╭─ TASK DATA

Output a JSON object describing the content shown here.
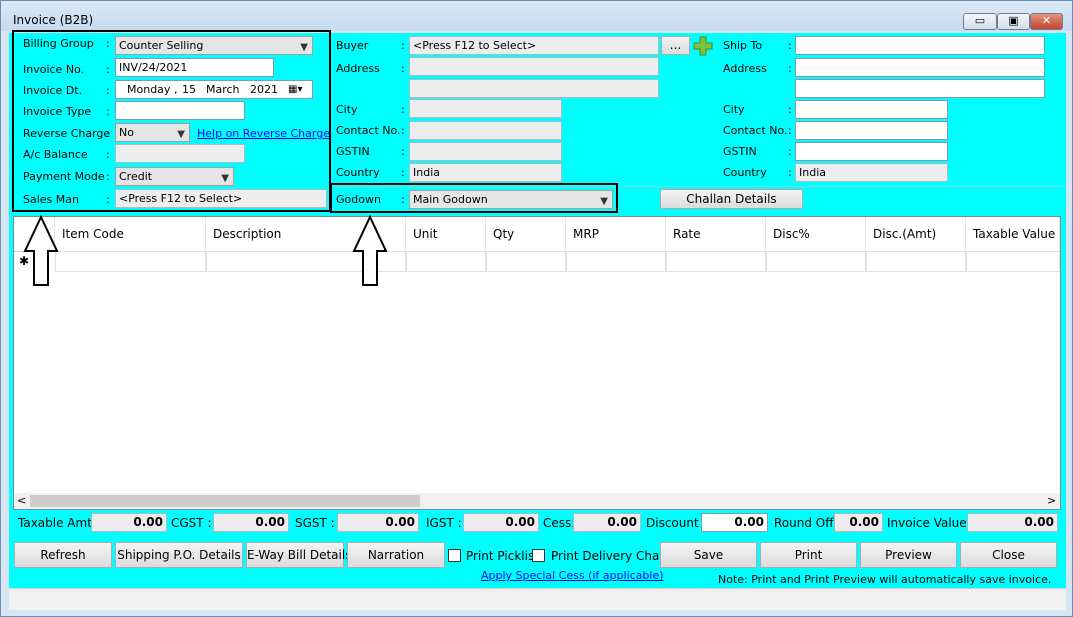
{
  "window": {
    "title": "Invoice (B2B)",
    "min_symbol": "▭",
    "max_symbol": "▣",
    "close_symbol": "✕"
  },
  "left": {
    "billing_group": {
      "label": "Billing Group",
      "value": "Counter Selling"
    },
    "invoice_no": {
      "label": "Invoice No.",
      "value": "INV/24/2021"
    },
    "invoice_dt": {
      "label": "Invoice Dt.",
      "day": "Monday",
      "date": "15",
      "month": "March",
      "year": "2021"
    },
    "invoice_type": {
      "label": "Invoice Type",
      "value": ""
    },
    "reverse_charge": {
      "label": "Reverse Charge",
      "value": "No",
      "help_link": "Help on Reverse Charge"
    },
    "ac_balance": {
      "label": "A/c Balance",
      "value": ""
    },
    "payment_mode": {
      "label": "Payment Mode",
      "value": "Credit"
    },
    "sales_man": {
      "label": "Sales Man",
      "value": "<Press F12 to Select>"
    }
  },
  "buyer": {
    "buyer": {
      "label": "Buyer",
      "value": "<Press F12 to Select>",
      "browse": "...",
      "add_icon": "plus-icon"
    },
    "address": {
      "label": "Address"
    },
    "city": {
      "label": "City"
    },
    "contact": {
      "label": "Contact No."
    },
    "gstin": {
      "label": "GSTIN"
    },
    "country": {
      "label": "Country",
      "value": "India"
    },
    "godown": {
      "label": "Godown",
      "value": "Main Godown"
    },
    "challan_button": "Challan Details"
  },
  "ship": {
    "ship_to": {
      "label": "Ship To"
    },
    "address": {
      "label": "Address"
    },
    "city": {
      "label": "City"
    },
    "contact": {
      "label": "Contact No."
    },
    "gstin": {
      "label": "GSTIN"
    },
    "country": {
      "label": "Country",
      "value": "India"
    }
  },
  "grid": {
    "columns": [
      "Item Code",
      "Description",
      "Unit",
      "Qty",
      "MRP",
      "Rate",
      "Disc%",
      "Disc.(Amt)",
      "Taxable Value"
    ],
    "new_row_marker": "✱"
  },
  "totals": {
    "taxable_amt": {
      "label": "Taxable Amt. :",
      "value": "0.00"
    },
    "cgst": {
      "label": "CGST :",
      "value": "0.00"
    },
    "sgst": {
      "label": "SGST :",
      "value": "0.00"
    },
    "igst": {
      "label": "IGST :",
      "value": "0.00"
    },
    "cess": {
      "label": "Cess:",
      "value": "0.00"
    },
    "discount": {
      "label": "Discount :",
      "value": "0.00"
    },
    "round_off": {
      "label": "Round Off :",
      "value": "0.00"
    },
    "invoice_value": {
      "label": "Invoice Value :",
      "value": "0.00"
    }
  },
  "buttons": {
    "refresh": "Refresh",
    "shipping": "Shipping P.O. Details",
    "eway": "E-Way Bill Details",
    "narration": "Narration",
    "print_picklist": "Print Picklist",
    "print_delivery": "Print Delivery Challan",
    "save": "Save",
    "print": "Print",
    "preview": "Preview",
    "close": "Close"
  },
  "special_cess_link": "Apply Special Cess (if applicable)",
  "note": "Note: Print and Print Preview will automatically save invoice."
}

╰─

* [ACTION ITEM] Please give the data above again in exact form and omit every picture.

* [FINISHED EXERCISE]
Output a JSON object describing the content shown here.
{
  "window": {
    "title": "Invoice (B2B)",
    "min_symbol": "▭",
    "max_symbol": "▣",
    "close_symbol": "✕"
  },
  "left": {
    "billing_group": {
      "label": "Billing Group",
      "value": "Counter Selling"
    },
    "invoice_no": {
      "label": "Invoice No.",
      "value": "INV/24/2021"
    },
    "invoice_dt": {
      "label": "Invoice Dt.",
      "day": "Monday",
      "date": "15",
      "month": "March",
      "year": "2021"
    },
    "invoice_type": {
      "label": "Invoice Type",
      "value": ""
    },
    "reverse_charge": {
      "label": "Reverse Charge",
      "value": "No",
      "help_link": "Help on Reverse Charge"
    },
    "ac_balance": {
      "label": "A/c Balance",
      "value": ""
    },
    "payment_mode": {
      "label": "Payment Mode",
      "value": "Credit"
    },
    "sales_man": {
      "label": "Sales Man",
      "value": "<Press F12 to Select>"
    }
  },
  "buyer": {
    "buyer": {
      "label": "Buyer",
      "value": "<Press F12 to Select>",
      "browse": "...",
      "add_icon": "plus-icon"
    },
    "address": {
      "label": "Address"
    },
    "city": {
      "label": "City"
    },
    "contact": {
      "label": "Contact No."
    },
    "gstin": {
      "label": "GSTIN"
    },
    "country": {
      "label": "Country",
      "value": "India"
    },
    "godown": {
      "label": "Godown",
      "value": "Main Godown"
    },
    "challan_button": "Challan Details"
  },
  "ship": {
    "ship_to": {
      "label": "Ship To"
    },
    "address": {
      "label": "Address"
    },
    "city": {
      "label": "City"
    },
    "contact": {
      "label": "Contact No."
    },
    "gstin": {
      "label": "GSTIN"
    },
    "country": {
      "label": "Country",
      "value": "India"
    }
  },
  "grid": {
    "columns": [
      "Item Code",
      "Description",
      "Unit",
      "Qty",
      "MRP",
      "Rate",
      "Disc%",
      "Disc.(Amt)",
      "Taxable Value"
    ],
    "new_row_marker": "✱"
  },
  "totals": {
    "taxable_amt": {
      "label": "Taxable Amt. :",
      "value": "0.00"
    },
    "cgst": {
      "label": "CGST :",
      "value": "0.00"
    },
    "sgst": {
      "label": "SGST :",
      "value": "0.00"
    },
    "igst": {
      "label": "IGST :",
      "value": "0.00"
    },
    "cess": {
      "label": "Cess:",
      "value": "0.00"
    },
    "discount": {
      "label": "Discount :",
      "value": "0.00"
    },
    "round_off": {
      "label": "Round Off :",
      "value": "0.00"
    },
    "invoice_value": {
      "label": "Invoice Value :",
      "value": "0.00"
    }
  },
  "buttons": {
    "refresh": "Refresh",
    "shipping": "Shipping P.O. Details",
    "eway": "E-Way Bill Details",
    "narration": "Narration",
    "print_picklist": "Print Picklist",
    "print_delivery": "Print Delivery Challan",
    "save": "Save",
    "print": "Print",
    "preview": "Preview",
    "close": "Close"
  },
  "special_cess_link": "Apply Special Cess (if applicable)",
  "note": "Note: Print and Print Preview will automatically save invoice."
}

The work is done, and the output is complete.